_BRIEF_: Give back each line of the data exactly.

Entries from a dataset of interfaces:
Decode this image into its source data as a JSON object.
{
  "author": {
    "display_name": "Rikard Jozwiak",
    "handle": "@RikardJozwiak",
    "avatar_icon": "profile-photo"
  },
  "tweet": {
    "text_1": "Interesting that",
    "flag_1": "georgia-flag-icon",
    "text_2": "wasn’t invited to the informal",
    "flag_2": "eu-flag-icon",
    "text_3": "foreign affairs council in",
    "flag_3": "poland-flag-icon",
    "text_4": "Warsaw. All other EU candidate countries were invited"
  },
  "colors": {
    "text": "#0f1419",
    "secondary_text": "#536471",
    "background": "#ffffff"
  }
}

_REPLY TO THE TASK_:
Decode this image into its source data as a JSON object.
{
  "author": {
    "display_name": "Rikard Jozwiak",
    "handle": "@RikardJozwiak",
    "avatar_icon": "profile-photo"
  },
  "tweet": {
    "text_1": "Interesting that",
    "flag_1": "georgia-flag-icon",
    "text_2": "wasn’t invited to the informal",
    "flag_2": "eu-flag-icon",
    "text_3": "foreign affairs council in",
    "flag_3": "poland-flag-icon",
    "text_4": "Warsaw. All other EU candidate countries were invited"
  },
  "colors": {
    "text": "#0f1419",
    "secondary_text": "#536471",
    "background": "#ffffff"
  }
}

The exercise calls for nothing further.